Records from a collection
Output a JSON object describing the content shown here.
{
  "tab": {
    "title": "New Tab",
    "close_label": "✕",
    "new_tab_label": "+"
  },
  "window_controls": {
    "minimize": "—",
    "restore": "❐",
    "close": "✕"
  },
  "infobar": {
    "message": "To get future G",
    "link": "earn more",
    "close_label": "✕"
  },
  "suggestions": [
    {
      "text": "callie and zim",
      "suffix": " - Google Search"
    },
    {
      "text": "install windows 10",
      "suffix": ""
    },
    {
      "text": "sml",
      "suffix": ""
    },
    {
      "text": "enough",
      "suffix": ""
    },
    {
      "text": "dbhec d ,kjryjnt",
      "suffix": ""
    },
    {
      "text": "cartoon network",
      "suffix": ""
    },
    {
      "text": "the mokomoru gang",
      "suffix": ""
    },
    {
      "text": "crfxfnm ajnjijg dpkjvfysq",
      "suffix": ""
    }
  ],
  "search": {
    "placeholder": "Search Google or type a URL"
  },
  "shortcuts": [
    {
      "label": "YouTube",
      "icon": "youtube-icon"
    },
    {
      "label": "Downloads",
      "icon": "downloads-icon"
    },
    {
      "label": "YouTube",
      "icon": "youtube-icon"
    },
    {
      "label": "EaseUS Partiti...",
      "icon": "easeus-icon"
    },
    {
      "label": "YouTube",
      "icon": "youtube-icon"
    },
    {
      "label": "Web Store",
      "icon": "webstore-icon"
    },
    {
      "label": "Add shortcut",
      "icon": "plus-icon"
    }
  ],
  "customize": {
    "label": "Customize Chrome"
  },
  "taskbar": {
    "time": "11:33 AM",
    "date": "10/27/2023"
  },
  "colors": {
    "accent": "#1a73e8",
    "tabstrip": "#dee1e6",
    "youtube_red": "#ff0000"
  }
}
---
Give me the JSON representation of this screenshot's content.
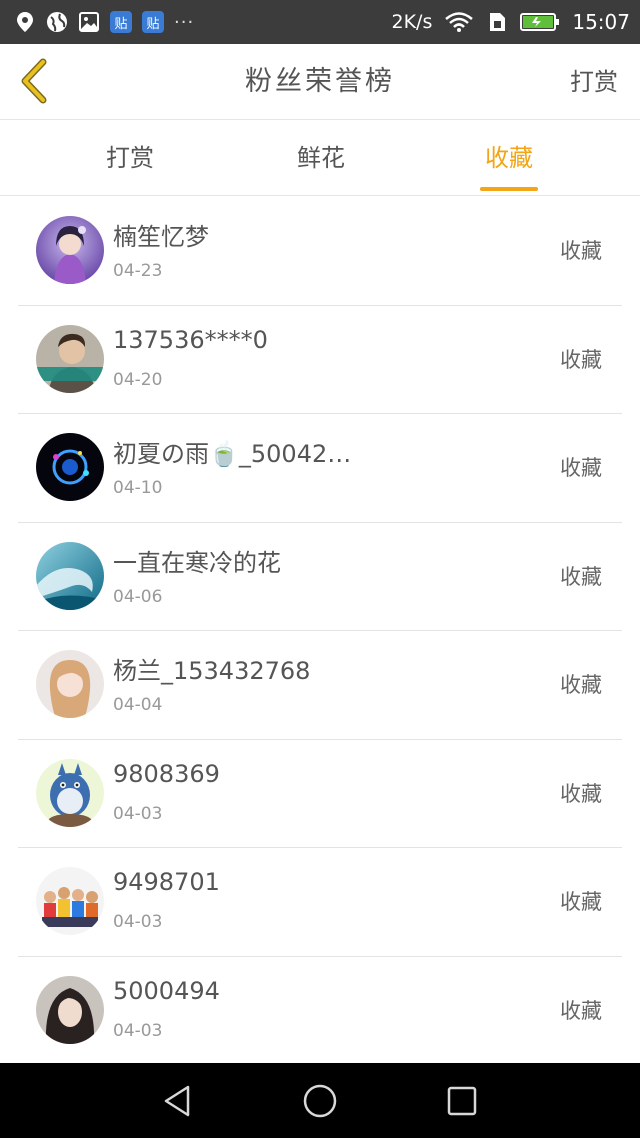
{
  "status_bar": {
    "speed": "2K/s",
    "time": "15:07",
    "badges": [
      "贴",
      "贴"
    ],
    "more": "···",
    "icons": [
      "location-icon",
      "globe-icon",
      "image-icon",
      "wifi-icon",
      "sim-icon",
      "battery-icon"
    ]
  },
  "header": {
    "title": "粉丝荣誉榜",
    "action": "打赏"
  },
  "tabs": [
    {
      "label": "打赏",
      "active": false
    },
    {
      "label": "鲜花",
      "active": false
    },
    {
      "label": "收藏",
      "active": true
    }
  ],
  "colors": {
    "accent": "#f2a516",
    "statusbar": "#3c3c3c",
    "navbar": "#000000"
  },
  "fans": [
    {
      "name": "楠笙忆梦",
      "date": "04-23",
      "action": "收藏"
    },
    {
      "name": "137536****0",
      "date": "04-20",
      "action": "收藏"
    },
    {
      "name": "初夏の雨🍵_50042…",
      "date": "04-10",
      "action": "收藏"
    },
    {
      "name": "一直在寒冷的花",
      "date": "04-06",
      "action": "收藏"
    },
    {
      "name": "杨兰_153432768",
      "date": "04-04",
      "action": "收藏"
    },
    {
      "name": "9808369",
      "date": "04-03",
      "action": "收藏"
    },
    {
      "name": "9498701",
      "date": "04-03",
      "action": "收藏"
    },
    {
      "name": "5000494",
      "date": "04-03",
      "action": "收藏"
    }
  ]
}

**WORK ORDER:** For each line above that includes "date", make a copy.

**TASK RESULT:**
    "date": "10/27/2023"
      "date": "04-23",
      "date": "04-20",
      "date": "04-10",
      "date": "04-06",
      "date": "04-04",
      "date": "04-03",
      "date": "04-03",
      "date": "04-03",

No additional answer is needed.